By Tim Hunt / Pleasanton Weekly
For 25 years, the city of Dublin has followed a development path that was approved by the City Council and upheld by voters in 1993.
That plan included the East Dublin Specific Plan, which is the guideline the city is still following today. That path has been aggressively called into question by candidates in the Nov. 8 City Council election.
Mayor David Haubert is facing a challenge from second-year Councilman Arun Goel, while Bobby Khullar and Jing Firmeza are running on similar platforms. This election is particularly important because two council seats are open. If voters select Goel as mayor, the council could have the opportunity to appoint his replacement.
It's a watershed election. Joining Khullar and Firmeza in the council race are longtime school volunteer leader Jean Josey, Navy language specialist and consultant Shawn Kumagai along with perennial candidate Shawn Costello. Costello ran against Mayor Pete Snyder during his 12-year tenure on the council from 1982-94.
The newly elected council may face a decision about IKEA's application for a 327,000-square-foot warehouse store plus a lifestyle retail center at the corner of Hacienda Drive and Interstate 580. After a Planning Commission rejected the plan, it is scheduled to go to the council on Oct. 16. As I previously reported, Haubert suggested earlier this year putting the IKEA question on the ballot.
A particular challenge for any member wanting to halt residential development is landowners have entitlements that have been locked in by development agreements that they have paid to extend. Earlier this year, the council rejected a transit-oriented development near the east Dublin-Pleasanton BART station and, after being sued, settled quickly so the project could move forward. Developers had paid more than $1 million to extend the development agreement.
The council eventually will consider the DiManto parcel east of Tassajara Road where Shea Homes has proposed a mixed-use project with experiential retail coupled with housing that is vested. There's also an additional retail center that is proposed east of Fallon Road that is critical to eventually extending Dublin Boulevard to connect with North Canyons Parkway from Livermore to create another east-wide thoroughfare.

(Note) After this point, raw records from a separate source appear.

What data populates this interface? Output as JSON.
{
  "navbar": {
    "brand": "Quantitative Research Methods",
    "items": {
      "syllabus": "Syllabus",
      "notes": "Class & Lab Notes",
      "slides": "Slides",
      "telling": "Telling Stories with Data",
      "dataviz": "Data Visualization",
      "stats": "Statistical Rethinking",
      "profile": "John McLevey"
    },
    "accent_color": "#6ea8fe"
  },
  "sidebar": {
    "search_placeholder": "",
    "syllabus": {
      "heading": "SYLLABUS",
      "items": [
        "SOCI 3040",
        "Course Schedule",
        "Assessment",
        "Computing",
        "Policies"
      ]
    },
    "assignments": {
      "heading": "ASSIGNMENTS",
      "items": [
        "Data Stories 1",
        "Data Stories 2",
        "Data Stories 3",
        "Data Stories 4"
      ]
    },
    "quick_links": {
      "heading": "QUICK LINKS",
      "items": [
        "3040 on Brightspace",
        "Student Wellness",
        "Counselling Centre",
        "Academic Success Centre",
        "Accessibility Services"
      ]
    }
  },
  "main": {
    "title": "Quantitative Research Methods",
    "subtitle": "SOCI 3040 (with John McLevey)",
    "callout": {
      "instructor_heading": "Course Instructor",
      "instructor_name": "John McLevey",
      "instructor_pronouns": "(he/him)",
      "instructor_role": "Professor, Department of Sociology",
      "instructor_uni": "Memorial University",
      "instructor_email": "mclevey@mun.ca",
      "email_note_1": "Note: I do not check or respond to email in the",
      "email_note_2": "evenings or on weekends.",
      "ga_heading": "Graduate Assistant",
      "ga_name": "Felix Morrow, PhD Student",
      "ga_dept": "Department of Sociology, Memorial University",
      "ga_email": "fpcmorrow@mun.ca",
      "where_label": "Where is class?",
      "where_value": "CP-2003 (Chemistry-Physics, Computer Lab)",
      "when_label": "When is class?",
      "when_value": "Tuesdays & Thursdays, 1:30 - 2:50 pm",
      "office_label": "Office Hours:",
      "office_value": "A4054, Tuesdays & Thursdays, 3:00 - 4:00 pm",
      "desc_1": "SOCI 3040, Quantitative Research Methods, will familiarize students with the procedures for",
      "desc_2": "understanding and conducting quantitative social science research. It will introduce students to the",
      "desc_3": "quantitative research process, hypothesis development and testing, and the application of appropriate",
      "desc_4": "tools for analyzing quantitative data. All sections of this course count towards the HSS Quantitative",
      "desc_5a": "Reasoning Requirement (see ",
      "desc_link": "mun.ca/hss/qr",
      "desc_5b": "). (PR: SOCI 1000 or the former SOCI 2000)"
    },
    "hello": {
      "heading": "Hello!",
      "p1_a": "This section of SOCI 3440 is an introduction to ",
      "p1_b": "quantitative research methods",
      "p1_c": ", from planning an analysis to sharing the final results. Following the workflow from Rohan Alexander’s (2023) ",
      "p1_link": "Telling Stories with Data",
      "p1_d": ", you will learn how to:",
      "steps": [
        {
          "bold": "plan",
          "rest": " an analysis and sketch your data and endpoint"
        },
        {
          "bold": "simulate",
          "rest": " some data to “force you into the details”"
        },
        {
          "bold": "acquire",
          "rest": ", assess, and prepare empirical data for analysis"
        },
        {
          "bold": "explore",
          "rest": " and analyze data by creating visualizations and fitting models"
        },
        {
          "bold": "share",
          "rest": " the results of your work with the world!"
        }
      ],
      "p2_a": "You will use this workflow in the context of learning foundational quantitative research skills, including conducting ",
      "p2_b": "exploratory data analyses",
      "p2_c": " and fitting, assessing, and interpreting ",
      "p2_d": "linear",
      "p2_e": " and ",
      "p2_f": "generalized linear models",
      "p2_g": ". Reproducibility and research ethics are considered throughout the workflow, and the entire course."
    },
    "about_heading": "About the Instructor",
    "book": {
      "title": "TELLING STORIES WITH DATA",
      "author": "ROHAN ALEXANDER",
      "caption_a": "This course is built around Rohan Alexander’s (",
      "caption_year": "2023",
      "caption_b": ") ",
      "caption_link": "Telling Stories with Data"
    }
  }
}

The current council has delivered, particularly the mayor as its longest serving member. Two major parks (The Wave water park and second phase of Fallon Sports Park) were opened, as well as Persimmon Place with Whole Foods, plenty of restaurants and a Nordstrom Rack. The city also opened Valor Housing with 60 units for veterans.
The key accomplishment is partnering with the school district to help alleviate school overcrowding, particularly in east Dublin. At Haubert's initiative, the council approved providing two sites to the school district, worth about $70 million. Cottonwood School opened this fall on one of those sites. Those sites allowed the district to maintain the $100 million trustees have allocated toward a second comprehensive high school that is slated for the Promenade site in East Dublin.
When it comes to residential development, Haubert points out he's called for reviews of the East Dublin Specific Plan in 2013, 2015 and again this year. The earlier calls resulted in staff studies that clarified entitlements and which parcels the council would have discretion over when it comes to additional residential.
Goel and Khullar have endorsed each other. Until he announced his candidacy, Khullar was the spokesman for Dubliners United, the political action group that tried unsuccessfully to recall Councilman Abe Gupta and school trustee Dan Cunningham. The volunteers gathered plenty of signatures, but a surprising number were invalid.
Both Khullar and Goel have career experience in both government and private sector project management and would bring these skills to the council.
Goel has laid out a 90-day plan with four advisory committees reporting directly to him. That's an interesting approach, but the mayor does not set policy alone -- it takes three votes to direct the city manager to move forward on an initiative. He's floating this approach after already serving on the council.
Josey brings an impressive resume of volunteer leadership in the school district. She recognizes that there's no silver bullet solution to Dublin's traffic challenges, but there are a variety of steps that can be taken to alleviate congestion around schools and retail centers on weekends. She's realistic about what can be done to slow residential development, and like Haubert and others, wants an update to the specific plan.
Kumagai is making his first run at elected office after being involved in a variety of advocacy efforts. He said he realized the impact that local government can have on its citizens. He favors a hard look at planning with the understanding that nothing can be done about vested rights and has no stomach for wasting taxpayer money by inviting lawsuits that will be successful.
Haubert sums up the race arguing that a major shift in policy would take Dublin from the path to prosperity it has followed for 25 years and make it more vulnerable to economic downturns. Of course, Goel, Firmeza and Khullar see it from the opposite perspective.
Correction: An earlier version of this story incorrectly stated that Arun Goel was an active member of Dubliners United. We apologize for the error.
Editor's note: Journalist Tim Hunt has written columns on the Tri-Valley community for more than 40 years. He grew up in the valley and lives in Pleasanton. His "Tim Talk" blog appears twice a week at PleasantonWeekly.com.